OTHERWISE [А ИНАЧЕ]
Centering on intergenerational trauma in refugee experience, “OtherWise” is a multidisciplinary production that investigates and responds to Soviet-era bard songs of oppression and hope through dance. This project is currently in development, and is supported by the Massachusetts Cultural Council, Combined Jewish Philanthropies, and The Boston Foundation "Live Arts Boston" Grant.
OtherWise is a multidisciplinary performance production investigating intergenerational trauma through the lens of the Soviet-era bard movement. Drawing upon and interpreting the songs of iconic bards such as Bulat Okudzhava, Vladimir Vysotsky, Alexander Galich, and Yuri Vizbor, the theatrical production fuses dance, music, and spoken word to illuminate a unique refugee experience. Directed by Ilya Vidrin, collaborators include singer/song-writer Alec Hutson, Soviet scholar Dr. Vera Koshkina, violinist Daniel Kurganov, dramaturg Valeria Solomonoff, cinematographer Sue Murad, and creative producer Jessi Stegall.
As a first-generation artist, Ilya draws on personal experiences grappling with how to make sense of living at the intersection of multiple identities and with how to celebrate cultural heritage given the collective and individual traumas that are still throbbing within the community. Character development emerges from text-based analysis and embodied exploration of themes drawn from the poetic texts, including love of land, uncertainty for the future, nostalgia for the past, distrust of the government, humor as a coping mechanism, and community healing. Ilya has been particularly drawn to how this work can illuminate the expressive possibilities of the folk genre. OtherWise investigates and builds on the social power of music and dance - not only for promoting courage, understanding, and vulnerability within the community, but also as a tether to a home that no one truly wanted to leave. The aim is to foster community healing, demonstrate the sublime power of poetic practices, and mobilize efforts to uphold the values of the bard movement including self-expression, accountability, and mutual understanding.

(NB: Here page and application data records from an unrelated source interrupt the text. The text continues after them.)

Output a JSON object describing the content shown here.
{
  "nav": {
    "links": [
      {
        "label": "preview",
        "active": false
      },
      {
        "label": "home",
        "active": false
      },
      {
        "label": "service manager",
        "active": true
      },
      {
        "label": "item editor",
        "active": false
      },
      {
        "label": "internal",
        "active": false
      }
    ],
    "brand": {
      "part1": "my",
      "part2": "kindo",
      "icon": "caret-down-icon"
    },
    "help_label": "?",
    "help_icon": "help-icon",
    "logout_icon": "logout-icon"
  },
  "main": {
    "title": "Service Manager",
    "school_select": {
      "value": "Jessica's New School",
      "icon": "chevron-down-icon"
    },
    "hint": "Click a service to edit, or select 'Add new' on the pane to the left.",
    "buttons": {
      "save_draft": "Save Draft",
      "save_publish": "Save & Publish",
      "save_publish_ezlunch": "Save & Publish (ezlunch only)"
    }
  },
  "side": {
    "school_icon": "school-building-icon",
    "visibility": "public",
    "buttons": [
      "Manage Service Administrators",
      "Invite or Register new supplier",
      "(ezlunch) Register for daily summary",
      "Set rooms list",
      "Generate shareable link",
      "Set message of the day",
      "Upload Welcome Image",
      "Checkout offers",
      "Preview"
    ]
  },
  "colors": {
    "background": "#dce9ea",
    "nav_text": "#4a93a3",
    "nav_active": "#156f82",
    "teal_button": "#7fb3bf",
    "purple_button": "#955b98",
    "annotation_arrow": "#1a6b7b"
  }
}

Despite the promise of equality in communism, the Soviet Union was a tumultuous time for many. As organized religion was officially banned by the government, individuals and families were unable to practice their faith. Designated as a separate nationality on passports and all legal documents, Soviet Jews faced systemic oppression as they sought education, jobs, and even living accommodations. In response to the hardship, subjugation, and even censorship, a resistance formed around authentic, creative expression. Calling themselves “bards”, a small group of artists composed allegorical poems of thinly-veiled struggle and hope. These poems were set to simple chord structures, generating songs that could be learned and shared with others in the community. Because political protests against the Soviet Regime were illegal, this music was performed in secret. Shared exclusively by word-of-mouth and unsanctioned underground performances, accessing these songs was difficult – many ended up using discarded x-ray films as substitutes for vinyl discs on which to record and share this music. It is these songs and these stories that we respond to through the creation of an evening-length production “OtherWise”.
We see this project as more than simply “translating” our experience through performing arts -- it is an opportunity to process, reflect, and share together within and beyond our community. Our process invites the voices of community members to share their experience living within oppressive regimes. With the support of community partners, including the Jewish Arts Collaborative, Combined Jewish Philanthropies, Boston's Temple Israel, and Boston's Russian-Jewish Moishe House, we will offer opportunities for the public to engage through open rehearsals, immersive workshops, and informal showings. We acknowledge the risks in taking on this subject matter, in the ways it can be triggering and exclusionary. By making our creative process open to the public, we hope to encourage vulnerability, courage, and community healing.